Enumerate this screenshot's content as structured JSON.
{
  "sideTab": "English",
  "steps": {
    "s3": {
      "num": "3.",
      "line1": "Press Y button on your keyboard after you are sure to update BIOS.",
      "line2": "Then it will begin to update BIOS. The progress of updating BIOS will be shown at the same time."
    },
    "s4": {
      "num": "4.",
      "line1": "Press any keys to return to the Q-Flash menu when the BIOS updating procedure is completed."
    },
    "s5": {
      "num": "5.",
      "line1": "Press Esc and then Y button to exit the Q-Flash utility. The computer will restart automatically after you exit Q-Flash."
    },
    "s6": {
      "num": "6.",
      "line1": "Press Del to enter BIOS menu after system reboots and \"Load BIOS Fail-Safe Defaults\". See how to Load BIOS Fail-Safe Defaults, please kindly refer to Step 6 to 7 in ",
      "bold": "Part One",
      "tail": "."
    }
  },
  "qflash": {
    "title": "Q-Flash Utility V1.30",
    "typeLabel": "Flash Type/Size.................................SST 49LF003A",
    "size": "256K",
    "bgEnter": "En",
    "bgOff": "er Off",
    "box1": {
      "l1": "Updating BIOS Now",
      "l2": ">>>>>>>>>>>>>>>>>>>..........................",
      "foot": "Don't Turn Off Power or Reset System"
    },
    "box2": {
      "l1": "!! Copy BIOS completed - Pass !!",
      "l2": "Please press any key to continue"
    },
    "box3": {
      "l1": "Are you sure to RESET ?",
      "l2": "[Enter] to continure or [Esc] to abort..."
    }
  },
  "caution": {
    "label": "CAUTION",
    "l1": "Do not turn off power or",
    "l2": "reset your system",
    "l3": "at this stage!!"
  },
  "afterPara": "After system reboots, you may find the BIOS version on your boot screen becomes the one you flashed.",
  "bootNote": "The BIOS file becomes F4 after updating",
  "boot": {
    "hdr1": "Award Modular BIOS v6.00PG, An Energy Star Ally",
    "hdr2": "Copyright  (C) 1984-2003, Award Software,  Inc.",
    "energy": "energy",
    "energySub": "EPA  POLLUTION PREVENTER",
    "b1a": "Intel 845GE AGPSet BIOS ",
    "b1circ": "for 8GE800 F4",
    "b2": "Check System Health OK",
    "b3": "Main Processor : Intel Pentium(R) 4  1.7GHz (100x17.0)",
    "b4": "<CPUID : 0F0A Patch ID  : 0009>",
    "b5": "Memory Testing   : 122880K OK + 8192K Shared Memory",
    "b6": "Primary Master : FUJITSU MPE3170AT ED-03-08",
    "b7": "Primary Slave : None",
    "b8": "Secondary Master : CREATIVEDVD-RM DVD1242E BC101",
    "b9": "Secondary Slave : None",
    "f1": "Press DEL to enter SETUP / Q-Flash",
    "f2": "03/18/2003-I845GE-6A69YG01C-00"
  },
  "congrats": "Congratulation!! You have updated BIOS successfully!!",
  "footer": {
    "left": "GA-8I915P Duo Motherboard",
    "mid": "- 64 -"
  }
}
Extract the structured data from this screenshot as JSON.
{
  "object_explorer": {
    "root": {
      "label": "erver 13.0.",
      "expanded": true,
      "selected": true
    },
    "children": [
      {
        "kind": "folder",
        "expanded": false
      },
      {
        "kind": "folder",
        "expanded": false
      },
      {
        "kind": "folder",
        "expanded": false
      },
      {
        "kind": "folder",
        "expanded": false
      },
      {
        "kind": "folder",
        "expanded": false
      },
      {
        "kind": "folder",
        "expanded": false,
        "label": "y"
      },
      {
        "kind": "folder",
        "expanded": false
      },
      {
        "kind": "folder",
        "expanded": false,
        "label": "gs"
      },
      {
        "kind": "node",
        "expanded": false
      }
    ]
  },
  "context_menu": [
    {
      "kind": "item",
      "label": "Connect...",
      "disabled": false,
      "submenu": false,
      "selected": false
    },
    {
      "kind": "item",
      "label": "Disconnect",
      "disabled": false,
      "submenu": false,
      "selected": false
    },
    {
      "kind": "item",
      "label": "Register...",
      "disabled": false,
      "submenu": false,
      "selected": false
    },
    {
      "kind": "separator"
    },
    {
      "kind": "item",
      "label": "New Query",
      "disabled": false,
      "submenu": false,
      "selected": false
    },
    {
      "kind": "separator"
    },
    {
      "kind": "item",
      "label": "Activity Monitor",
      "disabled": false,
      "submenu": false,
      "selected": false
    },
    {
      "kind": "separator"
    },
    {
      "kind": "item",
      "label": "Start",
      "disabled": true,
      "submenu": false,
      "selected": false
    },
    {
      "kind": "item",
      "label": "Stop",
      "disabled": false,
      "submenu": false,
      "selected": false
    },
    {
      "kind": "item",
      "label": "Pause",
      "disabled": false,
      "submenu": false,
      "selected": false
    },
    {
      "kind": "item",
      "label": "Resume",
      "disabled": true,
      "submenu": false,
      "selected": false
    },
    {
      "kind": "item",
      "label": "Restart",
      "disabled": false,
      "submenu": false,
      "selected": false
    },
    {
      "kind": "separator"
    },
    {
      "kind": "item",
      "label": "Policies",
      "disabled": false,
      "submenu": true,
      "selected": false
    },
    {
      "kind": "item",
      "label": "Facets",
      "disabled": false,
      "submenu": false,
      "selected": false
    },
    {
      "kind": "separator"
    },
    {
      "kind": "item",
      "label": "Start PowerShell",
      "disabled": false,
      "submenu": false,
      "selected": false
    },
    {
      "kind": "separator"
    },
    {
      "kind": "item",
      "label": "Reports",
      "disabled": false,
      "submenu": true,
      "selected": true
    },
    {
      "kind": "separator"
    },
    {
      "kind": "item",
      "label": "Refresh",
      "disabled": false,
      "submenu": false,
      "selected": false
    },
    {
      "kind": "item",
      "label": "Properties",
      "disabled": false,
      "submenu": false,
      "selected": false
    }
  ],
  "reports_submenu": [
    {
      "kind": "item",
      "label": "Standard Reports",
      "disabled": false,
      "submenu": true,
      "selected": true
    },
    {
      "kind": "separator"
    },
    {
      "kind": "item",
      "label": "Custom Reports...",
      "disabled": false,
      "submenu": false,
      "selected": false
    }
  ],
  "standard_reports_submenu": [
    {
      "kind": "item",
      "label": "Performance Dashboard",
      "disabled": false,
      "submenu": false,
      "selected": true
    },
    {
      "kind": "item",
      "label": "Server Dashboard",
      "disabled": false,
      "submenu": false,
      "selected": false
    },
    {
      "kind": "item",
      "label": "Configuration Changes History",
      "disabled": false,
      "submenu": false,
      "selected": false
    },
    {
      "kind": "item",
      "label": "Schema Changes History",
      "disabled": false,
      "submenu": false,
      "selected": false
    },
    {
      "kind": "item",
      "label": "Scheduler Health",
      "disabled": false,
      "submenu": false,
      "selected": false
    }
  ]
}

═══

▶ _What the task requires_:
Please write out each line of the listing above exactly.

▶ _Your solution_:
Enumerate this screenshot's content as structured JSON.
{
  "sideTab": "English",
  "steps": {
    "s3": {
      "num": "3.",
      "line1": "Press Y button on your keyboard after you are sure to update BIOS.",
      "line2": "Then it will begin to update BIOS. The progress of updating BIOS will be shown at the same time."
    },
    "s4": {
      "num": "4.",
      "line1": "Press any keys to return to the Q-Flash menu when the BIOS updating procedure is completed."
    },
    "s5": {
      "num": "5.",
      "line1": "Press Esc and then Y button to exit the Q-Flash utility. The computer will restart automatically after you exit Q-Flash."
    },
    "s6": {
      "num": "6.",
      "line1": "Press Del to enter BIOS menu after system reboots and \"Load BIOS Fail-Safe Defaults\". See how to Load BIOS Fail-Safe Defaults, please kindly refer to Step 6 to 7 in ",
      "bold": "Part One",
      "tail": "."
    }
  },
  "qflash": {
    "title": "Q-Flash Utility V1.30",
    "typeLabel": "Flash Type/Size.................................SST 49LF003A",
    "size": "256K",
    "bgEnter": "En",
    "bgOff": "er Off",
    "box1": {
      "l1": "Updating BIOS Now",
      "l2": ">>>>>>>>>>>>>>>>>>>..........................",
      "foot": "Don't Turn Off Power or Reset System"
    },
    "box2": {
      "l1": "!! Copy BIOS completed - Pass !!",
      "l2": "Please press any key to continue"
    },
    "box3": {
      "l1": "Are you sure to RESET ?",
      "l2": "[Enter] to continure or [Esc] to abort..."
    }
  },
  "caution": {
    "label": "CAUTION",
    "l1": "Do not turn off power or",
    "l2": "reset your system",
    "l3": "at this stage!!"
  },
  "afterPara": "After system reboots, you may find the BIOS version on your boot screen becomes the one you flashed.",
  "bootNote": "The BIOS file becomes F4 after updating",
  "boot": {
    "hdr1": "Award Modular BIOS v6.00PG, An Energy Star Ally",
    "hdr2": "Copyright  (C) 1984-2003, Award Software,  Inc.",
    "energy": "energy",
    "energySub": "EPA  POLLUTION PREVENTER",
    "b1a": "Intel 845GE AGPSet BIOS ",
    "b1circ": "for 8GE800 F4",
    "b2": "Check System Health OK",
    "b3": "Main Processor : Intel Pentium(R) 4  1.7GHz (100x17.0)",
    "b4": "<CPUID : 0F0A Patch ID  : 0009>",
    "b5": "Memory Testing   : 122880K OK + 8192K Shared Memory",
    "b6": "Primary Master : FUJITSU MPE3170AT ED-03-08",
    "b7": "Primary Slave : None",
    "b8": "Secondary Master : CREATIVEDVD-RM DVD1242E BC101",
    "b9": "Secondary Slave : None",
    "f1": "Press DEL to enter SETUP / Q-Flash",
    "f2": "03/18/2003-I845GE-6A69YG01C-00"
  },
  "congrats": "Congratulation!! You have updated BIOS successfully!!",
  "footer": {
    "left": "GA-8I915P Duo Motherboard",
    "mid": "- 64 -"
  }
}
Extract the structured data from this screenshot as JSON.
{
  "object_explorer": {
    "root": {
      "label": "erver 13.0.",
      "expanded": true,
      "selected": true
    },
    "children": [
      {
        "kind": "folder",
        "expanded": false
      },
      {
        "kind": "folder",
        "expanded": false
      },
      {
        "kind": "folder",
        "expanded": false
      },
      {
        "kind": "folder",
        "expanded": false
      },
      {
        "kind": "folder",
        "expanded": false
      },
      {
        "kind": "folder",
        "expanded": false,
        "label": "y"
      },
      {
        "kind": "folder",
        "expanded": false
      },
      {
        "kind": "folder",
        "expanded": false,
        "label": "gs"
      },
      {
        "kind": "node",
        "expanded": false
      }
    ]
  },
  "context_menu": [
    {
      "kind": "item",
      "label": "Connect...",
      "disabled": false,
      "submenu": false,
      "selected": false
    },
    {
      "kind": "item",
      "label": "Disconnect",
      "disabled": false,
      "submenu": false,
      "selected": false
    },
    {
      "kind": "item",
      "label": "Register...",
      "disabled": false,
      "submenu": false,
      "selected": false
    },
    {
      "kind": "separator"
    },
    {
      "kind": "item",
      "label": "New Query",
      "disabled": false,
      "submenu": false,
      "selected": false
    },
    {
      "kind": "separator"
    },
    {
      "kind": "item",
      "label": "Activity Monitor",
      "disabled": false,
      "submenu": false,
      "selected": false
    },
    {
      "kind": "separator"
    },
    {
      "kind": "item",
      "label": "Start",
      "disabled": true,
      "submenu": false,
      "selected": false
    },
    {
      "kind": "item",
      "label": "Stop",
      "disabled": false,
      "submenu": false,
      "selected": false
    },
    {
      "kind": "item",
      "label": "Pause",
      "disabled": false,
      "submenu": false,
      "selected": false
    },
    {
      "kind": "item",
      "label": "Resume",
      "disabled": true,
      "submenu": false,
      "selected": false
    },
    {
      "kind": "item",
      "label": "Restart",
      "disabled": false,
      "submenu": false,
      "selected": false
    },
    {
      "kind": "separator"
    },
    {
      "kind": "item",
      "label": "Policies",
      "disabled": false,
      "submenu": true,
      "selected": false
    },
    {
      "kind": "item",
      "label": "Facets",
      "disabled": false,
      "submenu": false,
      "selected": false
    },
    {
      "kind": "separator"
    },
    {
      "kind": "item",
      "label": "Start PowerShell",
      "disabled": false,
      "submenu": false,
      "selected": false
    },
    {
      "kind": "separator"
    },
    {
      "kind": "item",
      "label": "Reports",
      "disabled": false,
      "submenu": true,
      "selected": true
    },
    {
      "kind": "separator"
    },
    {
      "kind": "item",
      "label": "Refresh",
      "disabled": false,
      "submenu": false,
      "selected": false
    },
    {
      "kind": "item",
      "label": "Properties",
      "disabled": false,
      "submenu": false,
      "selected": false
    }
  ],
  "reports_submenu": [
    {
      "kind": "item",
      "label": "Standard Reports",
      "disabled": false,
      "submenu": true,
      "selected": true
    },
    {
      "kind": "separator"
    },
    {
      "kind": "item",
      "label": "Custom Reports...",
      "disabled": false,
      "submenu": false,
      "selected": false
    }
  ],
  "standard_reports_submenu": [
    {
      "kind": "item",
      "label": "Performance Dashboard",
      "disabled": false,
      "submenu": false,
      "selected": true
    },
    {
      "kind": "item",
      "label": "Server Dashboard",
      "disabled": false,
      "submenu": false,
      "selected": false
    },
    {
      "kind": "item",
      "label": "Configuration Changes History",
      "disabled": false,
      "submenu": false,
      "selected": false
    },
    {
      "kind": "item",
      "label": "Schema Changes History",
      "disabled": false,
      "submenu": false,
      "selected": false
    },
    {
      "kind": "item",
      "label": "Scheduler Health",
      "disabled": false,
      "submenu": false,
      "selected": false
    }
  ]
}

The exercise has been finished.